Courts also may evaluate a defendant's conduct prior or subsequent to the killing in deciding whether the defense is to be submitted.   For instance, leaving the crime scene, concealing the weapon or otherwise seeking to evade detection or capture would be inconsistent with the loss of self-control associated with extreme emotional disturbance (People v. Dominguez, 226 A.D.2d 391, 640 N.Y.S.2d 583, lv. denied 89 N.Y.2d 921, 654 N.Y.S.2d 723, 677 N.E.2d 295).   In Murden, supra, where the defendant denied remembering stabbing his girlfriend 19 times as the outcome of a dispute over living arrangements, evidence of difficulties in their relationship did not constitute the requisite reasonable excuse, even if accentuated by possible intoxication, and his behavior before and after the killing was inconsistent with the loss of self-control associated with the affirmative defense, conclusions reached by the Third Department under analogous circumstances (Knights, supra ).

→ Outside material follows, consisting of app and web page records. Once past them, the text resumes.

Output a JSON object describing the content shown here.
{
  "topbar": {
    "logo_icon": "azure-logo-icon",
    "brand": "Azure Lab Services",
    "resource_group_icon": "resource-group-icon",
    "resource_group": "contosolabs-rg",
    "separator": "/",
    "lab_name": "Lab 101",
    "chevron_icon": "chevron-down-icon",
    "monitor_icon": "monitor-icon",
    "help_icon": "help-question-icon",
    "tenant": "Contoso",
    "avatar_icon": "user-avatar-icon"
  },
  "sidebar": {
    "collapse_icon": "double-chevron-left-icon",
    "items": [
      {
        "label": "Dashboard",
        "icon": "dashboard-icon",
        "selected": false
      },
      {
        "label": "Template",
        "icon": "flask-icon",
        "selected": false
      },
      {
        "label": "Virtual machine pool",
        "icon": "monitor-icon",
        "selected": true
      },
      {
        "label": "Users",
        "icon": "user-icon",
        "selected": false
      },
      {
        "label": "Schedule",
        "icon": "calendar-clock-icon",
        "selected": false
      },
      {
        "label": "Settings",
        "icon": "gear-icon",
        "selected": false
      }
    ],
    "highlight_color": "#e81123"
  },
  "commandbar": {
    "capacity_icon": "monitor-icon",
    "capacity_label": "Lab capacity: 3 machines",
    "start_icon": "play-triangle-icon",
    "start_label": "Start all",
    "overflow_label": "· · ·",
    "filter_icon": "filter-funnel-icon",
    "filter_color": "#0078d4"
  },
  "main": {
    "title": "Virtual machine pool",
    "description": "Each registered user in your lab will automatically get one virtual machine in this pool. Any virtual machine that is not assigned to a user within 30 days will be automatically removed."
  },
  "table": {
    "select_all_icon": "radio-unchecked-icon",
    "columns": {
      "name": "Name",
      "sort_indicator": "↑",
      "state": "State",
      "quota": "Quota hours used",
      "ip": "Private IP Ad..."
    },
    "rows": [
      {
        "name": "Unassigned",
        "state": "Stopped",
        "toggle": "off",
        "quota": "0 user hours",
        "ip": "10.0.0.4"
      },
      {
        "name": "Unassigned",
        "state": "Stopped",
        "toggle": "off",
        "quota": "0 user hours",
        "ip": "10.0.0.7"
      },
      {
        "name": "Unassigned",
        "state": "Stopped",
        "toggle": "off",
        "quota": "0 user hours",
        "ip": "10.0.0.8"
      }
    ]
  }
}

Defendant's behavior after the murder was not indicative of the loss of self-control.   In fact, immediately after the murder, defendant appeared to be in full control as he cleaned himself, methodically removed things from the apartment, stopped to converse with neighbors shortly after the killing, then socialized, while ingesting drugs, during which he obviously tried to evade police detection.   Then, he went to his sister's apartment where he undertook additional evasive behavior, all the while, indicating that “Mama” had committed suicide.   All of these factors, on the basis of well-established case law, militate against a finding of any reasonable view of the evidence warranting the instruction.

The majority seems to infer from the fact and the violent nature of the killing that the jury could have inferred such a “reasonable explanation or excuse,” but how such an inference upon an inference is to be securely grounded in the actual, concrete evidence remains unexplained in the majority writing.   Stated differently, while a jury might infer from a proffered excuse why there was a violent killing, and evaluate whether the excuse is or is not reasonable (cf., e.g., Moye, supra;  Harris, supra ), the statute does not allow an inference based merely from the fact and nature of the killing that there is a reasonable excuse.   The fact of excessive violence does not correlate with the assumption of an objectively explained loss of self-control.   Nor, logically, would the statute allow such an analysis;  otherwise, the affirmative defense, rather than being an exceptional vehicle for mitigation in an exceptional case involving extraordinary emotional tumult, would be the routine defense in every case characterized by anger and violence.

The fact of 23 wounds does not change this analysis.   Otherwise, where does one draw the line-at 15 wounds but not 23, or seven wounds but not eight?   Notably, the fact of multiple stab wounds occasioned by great anger was insufficient to warrant the defense in Murden, supra and Knights, supra, cases articulating a greater relationship between those defendants' mental states and particular conduct than the present case.

The majority's analysis, conversely, allows a jury to assume a reasonable explanation-without a scintilla of testimony that there was an explanation and in the face of the consistent defense that defendant did not even do the stabbing-on the basis that there was an argument and defendant stabbed the victim many times.   This, I believe, is not authorized by the statute and sets an alarming precedent.

Accordingly, I respectfully disagree with my colleagues and would affirm.

All concur except TOM, J. who dissents in a memorandum as follows: